There are a few pull-offs, but it can be difficult to get good photos because of the thick trees along the road.

The road climbs and climbs to higher elevations, and eventually breaks out with great views to the east, and back to the west.
After checking out Massai Point at the end of the park road, we headed for the trailhead for the Sugarloaf Mountain fire lookout.  I had hiked up there several years ago and wanted to do it again.

It had rained the previous day, and I found that at these higher elevations there had also been some snow.  In the interests of science, I measured the dump with my hiking pole and determined that there was a full 10cm (6 inches) of snow on the ground!

The trail up to the lookout was apparently constructed by conservation corp workers, who managed to cut this short tunnel out of the rock face.  I'm guessing that supplies to build and maintain the lookout were likely hauled up by packhorses back in the day.


 While the lookout does not appear to have been active for years, the structure seems to host some radio repeater equipment.

Winds were really howling up there, and you had to keep the hat locked in place to avoid losing it!

Back in the day, the lookout obviously collected rainwater from the roof in a small cistern along the side.

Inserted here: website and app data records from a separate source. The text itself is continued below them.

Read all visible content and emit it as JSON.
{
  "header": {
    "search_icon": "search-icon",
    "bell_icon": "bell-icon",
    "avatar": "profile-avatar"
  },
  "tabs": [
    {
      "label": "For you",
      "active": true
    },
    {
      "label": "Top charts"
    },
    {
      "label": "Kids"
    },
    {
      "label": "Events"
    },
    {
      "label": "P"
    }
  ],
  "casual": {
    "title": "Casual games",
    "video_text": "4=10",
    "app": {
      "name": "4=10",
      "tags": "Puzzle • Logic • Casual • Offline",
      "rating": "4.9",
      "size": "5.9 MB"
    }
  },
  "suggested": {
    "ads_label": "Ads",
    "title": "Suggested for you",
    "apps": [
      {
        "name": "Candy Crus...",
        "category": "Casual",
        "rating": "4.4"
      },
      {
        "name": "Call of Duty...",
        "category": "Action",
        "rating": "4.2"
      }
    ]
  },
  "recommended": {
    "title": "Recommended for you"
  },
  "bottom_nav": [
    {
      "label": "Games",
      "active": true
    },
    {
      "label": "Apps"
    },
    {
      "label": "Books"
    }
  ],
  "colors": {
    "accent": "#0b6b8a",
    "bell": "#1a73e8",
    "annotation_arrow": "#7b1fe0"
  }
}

Back in Las Cienegas Conservation Area, with the high winds and extreme fire hazard, I was worried about this fire I spotted a few miles away.  All the grass was tinder-dry, and there was a Red Flag fire warning in the area at the time.

It only lasted a few hours, so I guess they got it under control.  Perhaps it was surrounded by roads or fields?

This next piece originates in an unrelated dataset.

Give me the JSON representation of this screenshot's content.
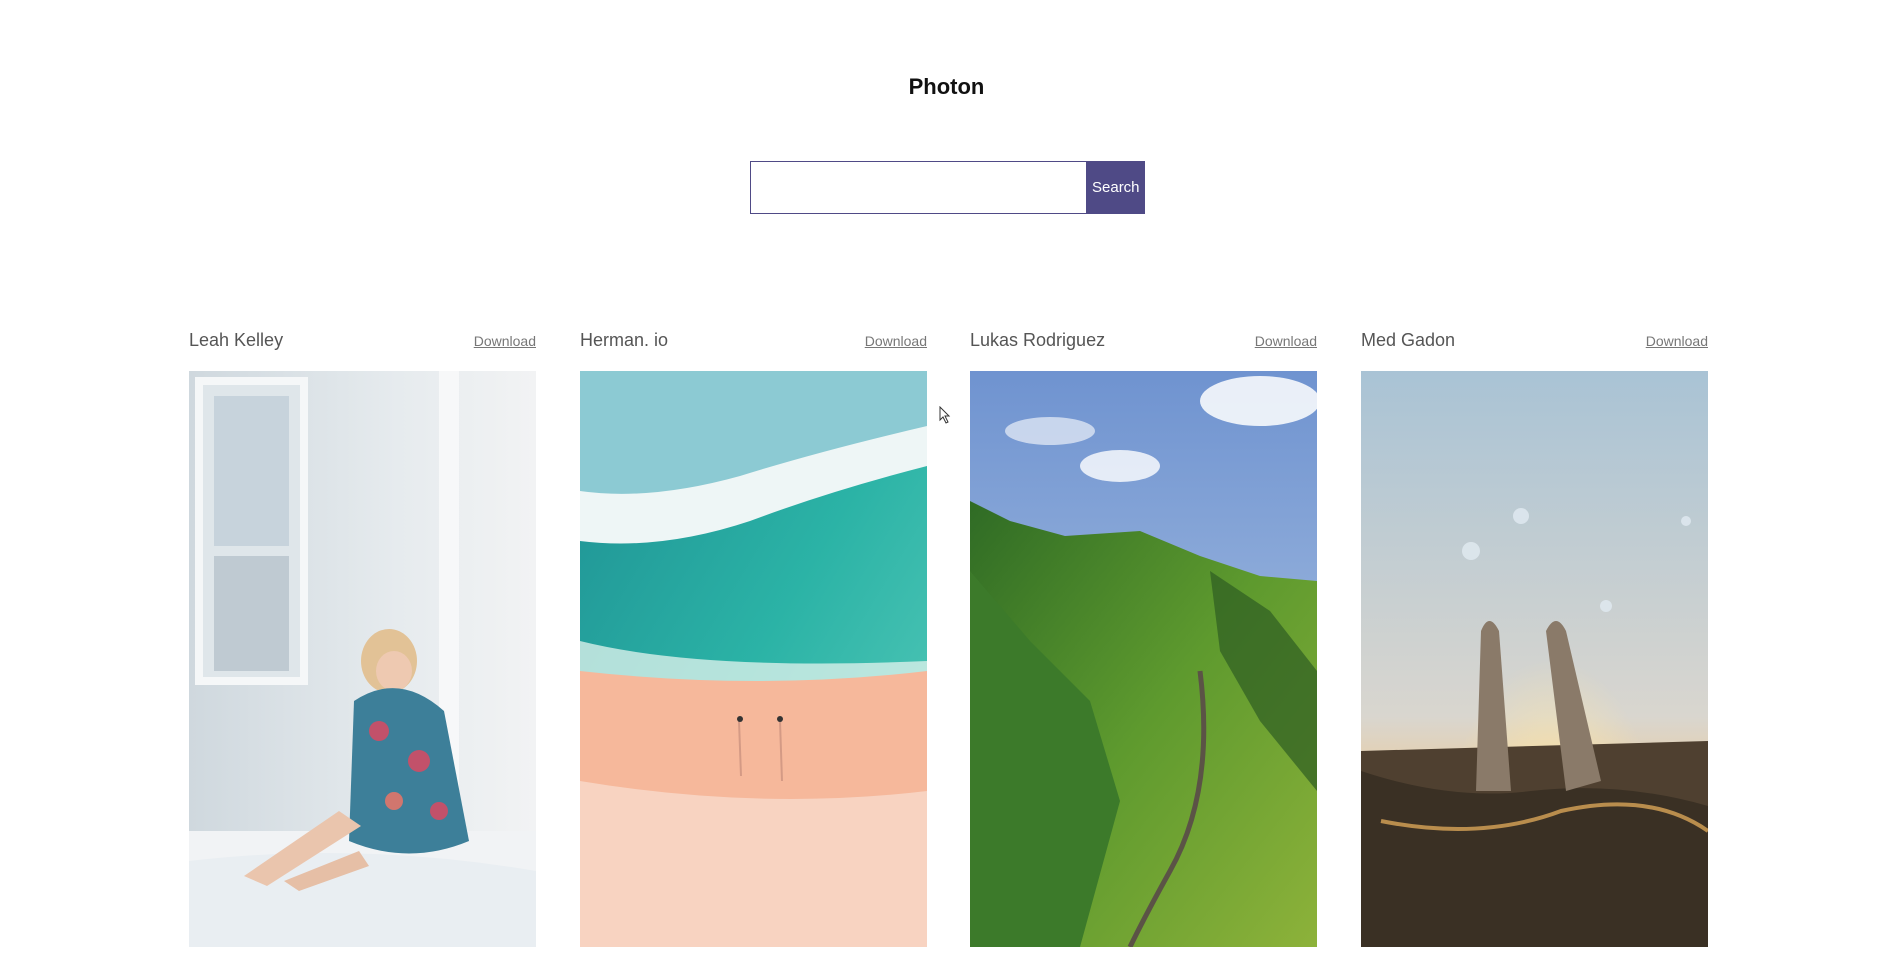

In other news -

The big GM just passed yet another milestone, and turned over 500,000km (about 311k miles).  It just keeps purring along like new, after 14 years, never using any oil or having any other major problems.  It's been from Alaska (twice), to the Texas gulf coast, and from San Diego to Newfoundland, and everywhere in between, usually towing the fifth wheel or with the camper on it.

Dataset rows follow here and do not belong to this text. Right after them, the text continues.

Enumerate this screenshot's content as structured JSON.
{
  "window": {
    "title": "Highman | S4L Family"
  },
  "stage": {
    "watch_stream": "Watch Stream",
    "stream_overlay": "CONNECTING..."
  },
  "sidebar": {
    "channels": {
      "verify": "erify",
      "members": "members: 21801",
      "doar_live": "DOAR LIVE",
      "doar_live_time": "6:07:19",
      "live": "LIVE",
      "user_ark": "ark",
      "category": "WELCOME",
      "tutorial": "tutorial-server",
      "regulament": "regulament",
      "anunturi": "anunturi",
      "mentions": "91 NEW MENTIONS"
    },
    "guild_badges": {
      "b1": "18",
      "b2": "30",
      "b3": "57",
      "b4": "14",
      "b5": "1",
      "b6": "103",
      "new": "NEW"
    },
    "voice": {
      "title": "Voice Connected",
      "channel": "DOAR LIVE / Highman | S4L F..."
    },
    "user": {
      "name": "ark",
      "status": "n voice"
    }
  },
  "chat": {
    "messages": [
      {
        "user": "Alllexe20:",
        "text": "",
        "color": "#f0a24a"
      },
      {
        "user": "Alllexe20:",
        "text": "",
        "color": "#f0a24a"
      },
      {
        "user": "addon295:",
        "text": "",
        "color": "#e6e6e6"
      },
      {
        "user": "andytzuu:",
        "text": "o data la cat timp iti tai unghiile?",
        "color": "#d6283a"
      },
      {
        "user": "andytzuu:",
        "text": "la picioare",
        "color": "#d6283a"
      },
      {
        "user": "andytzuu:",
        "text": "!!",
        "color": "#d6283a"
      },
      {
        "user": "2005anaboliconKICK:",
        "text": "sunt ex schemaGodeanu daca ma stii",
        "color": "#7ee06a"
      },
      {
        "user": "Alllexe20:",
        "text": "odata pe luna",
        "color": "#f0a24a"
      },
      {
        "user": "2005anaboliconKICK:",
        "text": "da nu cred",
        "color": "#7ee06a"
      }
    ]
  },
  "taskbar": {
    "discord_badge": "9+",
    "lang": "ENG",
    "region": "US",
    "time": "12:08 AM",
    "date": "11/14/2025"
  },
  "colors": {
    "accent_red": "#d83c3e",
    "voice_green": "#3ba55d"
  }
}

Hailey and I are sure missing all the snow and cold temperatures back home!

Next post:  Looking for camping spots in Ironwood Forest National Monument ...


  1. The fire burned about 30 acres and sadly two homes. Thanks for the update on the Pinery Canyon road--we drove it early in the season and it was awful then. We live near Sunsites.

    1. Thanks for that update. Sorry to hear that homes were involved :-( I think you are friends of John & Brenda?

    2. Yes Ivan, that is correct, we are friends of John and Brenda.

  2. That hike up to the mountaintop is my favorite. The views are great. What a mileage milestone. Best truck ever.

  3. Our Fire Lookouts up here (Wa-Ore-Id-Mt) are way up in the air, I've gotten dizzy climbing some of them.
    My 2013 Silverado had -0- issues, then I took it in for a simple service.I got it home and it only has 60,000 miles, the rear main seal was leaking...DANG!
    I've never towed much and only had it up to 128 mph a couple of times..
    Oh Well.....(HWY 97 along the Columbia with no side streets)....(;+)...

  4. Your drive and photos heading into the Chiricahua Monument sure brought back memories for me and yes I remember those trees along the road obscuring those scenic rock spires along the way. That is pretty amazing about your truck traveling all those miles pretty much trouble free. That whole Cochise County area feels like our old stomping grounds. I sure hope we can make it down there again at least one more time. Nice Hailey sunset photos.

  5. I thought I would comment on your CCC construction. I was a park ranger at Chiricahua in the 1970's and cleaned up all traces of the old CCC camp at the silver spur spring. My understanding was cement and other supplies (ie tools, water, building materials) were transported by a fire brigade. Supposedly, an 80 man crew spread out on the trail and passed each item upstream stockpiling then repeated the process. Anyway, thanks for sharing your travels.......Mike

    1. Wow, thanks Mike, for for that first-hand information on the work of the CCC!